Extracted information
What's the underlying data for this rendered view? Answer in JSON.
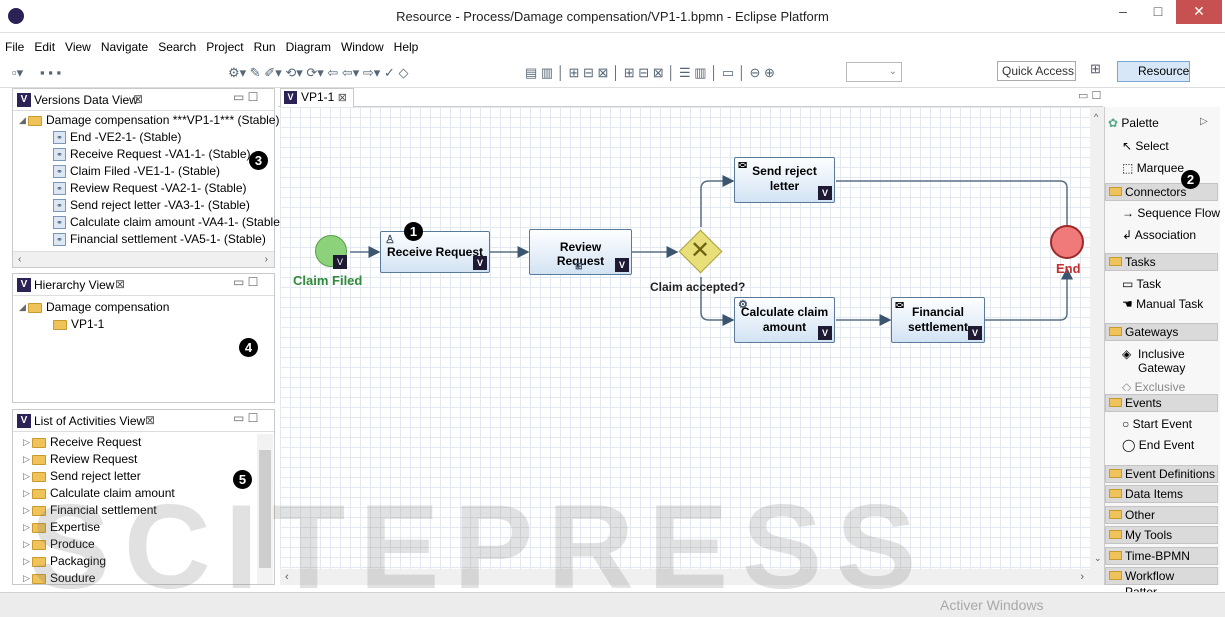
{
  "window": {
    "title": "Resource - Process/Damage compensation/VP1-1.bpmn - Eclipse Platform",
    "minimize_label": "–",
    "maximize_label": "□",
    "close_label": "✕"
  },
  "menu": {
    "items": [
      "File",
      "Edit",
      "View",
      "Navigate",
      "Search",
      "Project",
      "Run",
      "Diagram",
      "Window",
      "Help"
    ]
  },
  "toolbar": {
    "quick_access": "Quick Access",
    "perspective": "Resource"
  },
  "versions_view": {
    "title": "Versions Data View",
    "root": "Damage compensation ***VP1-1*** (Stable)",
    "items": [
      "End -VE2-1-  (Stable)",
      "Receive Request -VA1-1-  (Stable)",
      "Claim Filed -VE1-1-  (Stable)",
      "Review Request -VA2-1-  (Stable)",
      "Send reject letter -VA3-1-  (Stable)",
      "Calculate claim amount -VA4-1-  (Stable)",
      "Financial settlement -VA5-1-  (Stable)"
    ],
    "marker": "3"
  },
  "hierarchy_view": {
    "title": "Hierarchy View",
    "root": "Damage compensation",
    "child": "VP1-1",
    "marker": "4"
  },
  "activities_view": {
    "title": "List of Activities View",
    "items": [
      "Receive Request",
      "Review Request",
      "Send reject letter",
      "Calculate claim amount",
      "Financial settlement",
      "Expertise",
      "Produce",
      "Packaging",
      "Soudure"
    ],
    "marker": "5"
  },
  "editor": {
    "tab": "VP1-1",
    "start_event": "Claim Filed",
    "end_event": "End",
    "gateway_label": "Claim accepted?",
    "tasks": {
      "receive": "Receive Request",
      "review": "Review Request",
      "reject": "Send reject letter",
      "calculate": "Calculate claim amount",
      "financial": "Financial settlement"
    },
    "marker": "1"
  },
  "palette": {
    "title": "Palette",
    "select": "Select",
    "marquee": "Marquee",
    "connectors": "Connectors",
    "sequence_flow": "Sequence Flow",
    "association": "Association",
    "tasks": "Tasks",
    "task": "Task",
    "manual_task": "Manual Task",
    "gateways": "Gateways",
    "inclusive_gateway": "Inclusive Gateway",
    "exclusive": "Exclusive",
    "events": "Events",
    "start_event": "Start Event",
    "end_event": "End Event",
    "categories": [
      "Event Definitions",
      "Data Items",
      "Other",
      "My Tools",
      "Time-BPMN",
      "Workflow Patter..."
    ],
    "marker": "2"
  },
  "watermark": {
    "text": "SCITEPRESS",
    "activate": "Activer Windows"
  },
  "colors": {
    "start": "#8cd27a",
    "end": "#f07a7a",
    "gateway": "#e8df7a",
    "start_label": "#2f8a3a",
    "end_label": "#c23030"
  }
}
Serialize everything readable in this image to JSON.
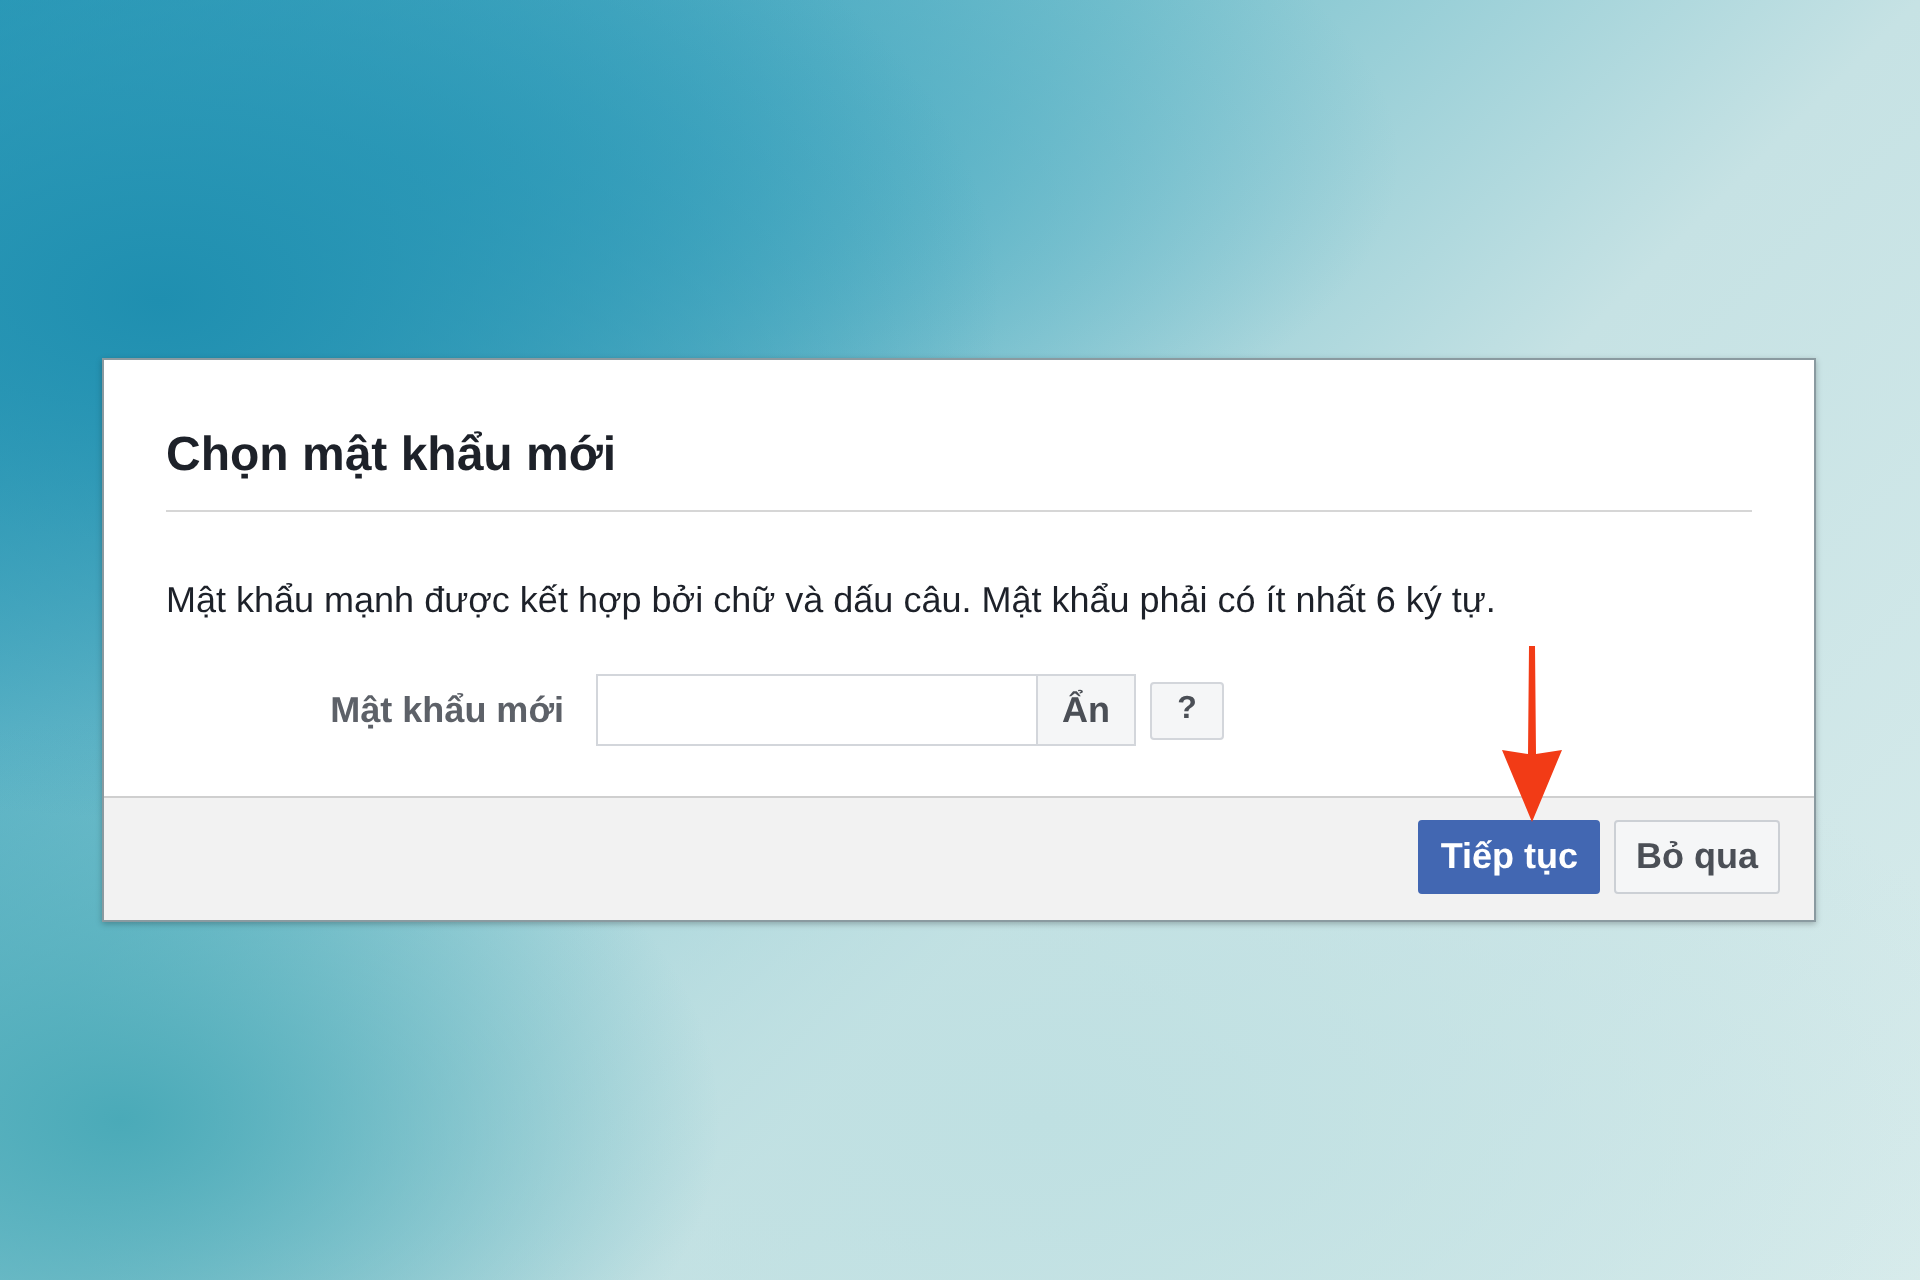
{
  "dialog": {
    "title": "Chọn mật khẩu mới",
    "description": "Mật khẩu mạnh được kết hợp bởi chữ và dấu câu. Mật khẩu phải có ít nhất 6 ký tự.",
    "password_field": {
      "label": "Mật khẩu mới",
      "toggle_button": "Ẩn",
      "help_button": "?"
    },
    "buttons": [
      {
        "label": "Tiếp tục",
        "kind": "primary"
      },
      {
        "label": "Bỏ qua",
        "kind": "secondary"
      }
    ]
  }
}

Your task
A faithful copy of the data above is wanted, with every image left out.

Output of the task
What's the underlying data for this rendered view? Answer in JSON.
{
  "window": {
    "title": "Resource - Process/Damage compensation/VP1-1.bpmn - Eclipse Platform",
    "minimize_label": "–",
    "maximize_label": "□",
    "close_label": "✕"
  },
  "menu": {
    "items": [
      "File",
      "Edit",
      "View",
      "Navigate",
      "Search",
      "Project",
      "Run",
      "Diagram",
      "Window",
      "Help"
    ]
  },
  "toolbar": {
    "quick_access": "Quick Access",
    "perspective": "Resource"
  },
  "versions_view": {
    "title": "Versions Data View",
    "root": "Damage compensation ***VP1-1*** (Stable)",
    "items": [
      "End -VE2-1-  (Stable)",
      "Receive Request -VA1-1-  (Stable)",
      "Claim Filed -VE1-1-  (Stable)",
      "Review Request -VA2-1-  (Stable)",
      "Send reject letter -VA3-1-  (Stable)",
      "Calculate claim amount -VA4-1-  (Stable)",
      "Financial settlement -VA5-1-  (Stable)"
    ],
    "marker": "3"
  },
  "hierarchy_view": {
    "title": "Hierarchy View",
    "root": "Damage compensation",
    "child": "VP1-1",
    "marker": "4"
  },
  "activities_view": {
    "title": "List of Activities View",
    "items": [
      "Receive Request",
      "Review Request",
      "Send reject letter",
      "Calculate claim amount",
      "Financial settlement",
      "Expertise",
      "Produce",
      "Packaging",
      "Soudure"
    ],
    "marker": "5"
  },
  "editor": {
    "tab": "VP1-1",
    "start_event": "Claim Filed",
    "end_event": "End",
    "gateway_label": "Claim accepted?",
    "tasks": {
      "receive": "Receive Request",
      "review": "Review Request",
      "reject": "Send reject letter",
      "calculate": "Calculate claim amount",
      "financial": "Financial settlement"
    },
    "marker": "1"
  },
  "palette": {
    "title": "Palette",
    "select": "Select",
    "marquee": "Marquee",
    "connectors": "Connectors",
    "sequence_flow": "Sequence Flow",
    "association": "Association",
    "tasks": "Tasks",
    "task": "Task",
    "manual_task": "Manual Task",
    "gateways": "Gateways",
    "inclusive_gateway": "Inclusive Gateway",
    "exclusive": "Exclusive",
    "events": "Events",
    "start_event": "Start Event",
    "end_event": "End Event",
    "categories": [
      "Event Definitions",
      "Data Items",
      "Other",
      "My Tools",
      "Time-BPMN",
      "Workflow Patter..."
    ],
    "marker": "2"
  },
  "watermark": {
    "text": "SCITEPRESS",
    "activate": "Activer Windows"
  },
  "colors": {
    "start": "#8cd27a",
    "end": "#f07a7a",
    "gateway": "#e8df7a",
    "start_label": "#2f8a3a",
    "end_label": "#c23030"
  }
}
Serialize everything readable in this image to JSON.
{
  "dialog": {
    "title": "Chọn mật khẩu mới",
    "description": "Mật khẩu mạnh được kết hợp bởi chữ và dấu câu. Mật khẩu phải có ít nhất 6 ký tự.",
    "password_field": {
      "label": "Mật khẩu mới",
      "toggle_button": "Ẩn",
      "help_button": "?"
    },
    "buttons": [
      {
        "label": "Tiếp tục",
        "kind": "primary"
      },
      {
        "label": "Bỏ qua",
        "kind": "secondary"
      }
    ]
  }
}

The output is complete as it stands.